Assad, through 20 phone calls this morning, has timed the moment with military precision. Azita has no idea. She’s asleep on the bus. I attach myself to the entourage and sprint toward the bus, where sleepy Azita’s head scarf has slipped down to reveal her glossy black “Persian ‘fro.”
Then she’s wide awake, flying into her uncle’s arms. I’m taking pictures. And crying.
Minus the kidnapped Azita, we slice through the arid landscape, Persian music blaring through the PA system. Amir, the assistant driver, and Jack, an Armenian-American with my group, get up to dance. When a woman stands, Amir pulls the drapes to block the view from the highway. The party continues.
I use time on the bus to teach myself the Iranian alphabet.
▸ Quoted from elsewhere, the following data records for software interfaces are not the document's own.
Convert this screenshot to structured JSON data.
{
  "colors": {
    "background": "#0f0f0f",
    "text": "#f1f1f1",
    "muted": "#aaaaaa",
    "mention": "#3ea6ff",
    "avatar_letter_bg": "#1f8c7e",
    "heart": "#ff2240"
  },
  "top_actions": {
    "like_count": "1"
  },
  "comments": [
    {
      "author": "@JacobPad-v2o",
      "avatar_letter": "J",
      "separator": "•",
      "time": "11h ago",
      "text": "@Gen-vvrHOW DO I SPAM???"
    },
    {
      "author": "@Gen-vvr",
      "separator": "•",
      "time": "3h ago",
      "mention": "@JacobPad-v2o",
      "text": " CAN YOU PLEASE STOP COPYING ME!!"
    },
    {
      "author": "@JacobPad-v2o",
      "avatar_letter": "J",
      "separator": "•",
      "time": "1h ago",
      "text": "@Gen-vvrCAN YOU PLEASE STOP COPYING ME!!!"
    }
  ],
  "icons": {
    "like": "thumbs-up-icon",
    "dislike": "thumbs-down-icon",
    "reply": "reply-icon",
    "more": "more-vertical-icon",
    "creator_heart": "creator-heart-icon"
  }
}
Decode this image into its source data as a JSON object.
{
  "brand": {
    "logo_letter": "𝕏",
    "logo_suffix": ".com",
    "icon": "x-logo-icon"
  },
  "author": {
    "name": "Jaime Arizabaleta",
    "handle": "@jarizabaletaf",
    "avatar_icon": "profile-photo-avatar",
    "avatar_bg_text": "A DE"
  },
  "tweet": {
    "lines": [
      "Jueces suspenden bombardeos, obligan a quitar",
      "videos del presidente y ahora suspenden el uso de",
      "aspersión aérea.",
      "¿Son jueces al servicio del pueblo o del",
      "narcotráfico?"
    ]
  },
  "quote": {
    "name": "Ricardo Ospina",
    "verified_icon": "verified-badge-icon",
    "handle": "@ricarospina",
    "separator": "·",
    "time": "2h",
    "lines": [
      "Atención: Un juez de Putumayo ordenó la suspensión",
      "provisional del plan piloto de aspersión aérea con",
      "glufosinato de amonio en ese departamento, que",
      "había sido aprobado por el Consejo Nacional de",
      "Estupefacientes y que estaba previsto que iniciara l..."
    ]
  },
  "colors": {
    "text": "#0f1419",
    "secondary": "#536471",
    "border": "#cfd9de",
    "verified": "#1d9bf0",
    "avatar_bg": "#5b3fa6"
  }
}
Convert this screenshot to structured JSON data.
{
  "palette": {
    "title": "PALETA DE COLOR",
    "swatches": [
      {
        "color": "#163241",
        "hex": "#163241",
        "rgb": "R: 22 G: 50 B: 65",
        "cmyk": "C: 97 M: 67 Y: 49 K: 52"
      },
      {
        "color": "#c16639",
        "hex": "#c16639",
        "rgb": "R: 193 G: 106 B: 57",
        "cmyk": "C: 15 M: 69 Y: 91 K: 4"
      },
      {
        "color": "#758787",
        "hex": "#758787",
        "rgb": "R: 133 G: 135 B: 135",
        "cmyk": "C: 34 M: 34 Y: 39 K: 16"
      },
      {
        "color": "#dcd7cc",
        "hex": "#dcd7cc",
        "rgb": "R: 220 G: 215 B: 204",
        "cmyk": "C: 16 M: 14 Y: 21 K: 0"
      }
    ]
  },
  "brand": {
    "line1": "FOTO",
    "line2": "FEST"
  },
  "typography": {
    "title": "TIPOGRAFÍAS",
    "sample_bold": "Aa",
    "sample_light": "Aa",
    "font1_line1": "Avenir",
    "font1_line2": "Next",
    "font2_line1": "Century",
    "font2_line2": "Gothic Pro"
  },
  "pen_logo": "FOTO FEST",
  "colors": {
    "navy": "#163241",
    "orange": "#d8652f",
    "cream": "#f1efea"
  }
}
All through the country I study signs, many bilingual. Soon, even without the English, I can sound out the words.
“Ka,” I start. “Ka-b … Ka-ba … Kabob!” I’m thrilled. I won’t starve.
By the end of the trip, when we drive by the former U.S. embassy where hostages were taken in 1979, I know enough Farsi to pick out the words on a mural: “Marg bar Amrika” – Death to America.
But only because I’m looking for them.
* * *
Walking into the hotel that seemed so alien my first night in Tehran, I immediately recognize Azita’s uncle and smile. They brought her back, after all. I spend the day walking down Valiasr Street, a main drag, because I know I won’t get lost. The next day, I walk up the street, stopping at an Internet cafe.
In so many ways, I have been nourished these past two weeks. I’m full, even a little burned out. But greedy. There is so much I haven’t seen.
Roxanna fills the waning hours. A bookstore owned by the city of Tehran, where Paul finds a copy of “Queer Culture” and I spot a biography of Barry Goldwater.
Lunch at a restaurant run by Hare Krishnas.
A hurried interview.
Roxanna has faith in her country. She believes Iran will change, is changing, has changed. Freedom will come slowly, organically, and U.S. intervention will just get in the way. The people are not downtrodden, she says. It is a culture ancient and vibrant, dynamic and surging, messy and diverse, ceaselessly reinventing itself.
“It’s the most exciting time to be here,” she says. “Which is why people like me make halfhearted attempts to leave. We’re afraid we might miss something.”
Speaking of her circle of former expatriates, she says, “We all, at the end of the day, come to the understanding that Iran gives you a lot more than it takes away.”
* * *
In the lobby, I look up and see the Nets and the Spurs on Iranian TV. It’s a file clip, advancing the start of the NBA season. I catch a glimpse of Richard Jefferson.
Gifts change hands. Assad gets an “Arizona Rocks” T-shirt. I promise Masood a CD of favorite songs: “Folsom Prison Blues,” “The Night Chicago Died” and “Papa Was a Rolling Stone.” I collect saffron, and lapis to ward off the evil eye. We eat in a fancy restaurant, stocked with napkins, not Kleenex.
Mehrabad is mobbed. We jostle at the counter, relinquish our luggage, head to security. It’s happening too fast, but I can’t slow it down. Time to go. Masood sticks out his hand.
I shake it.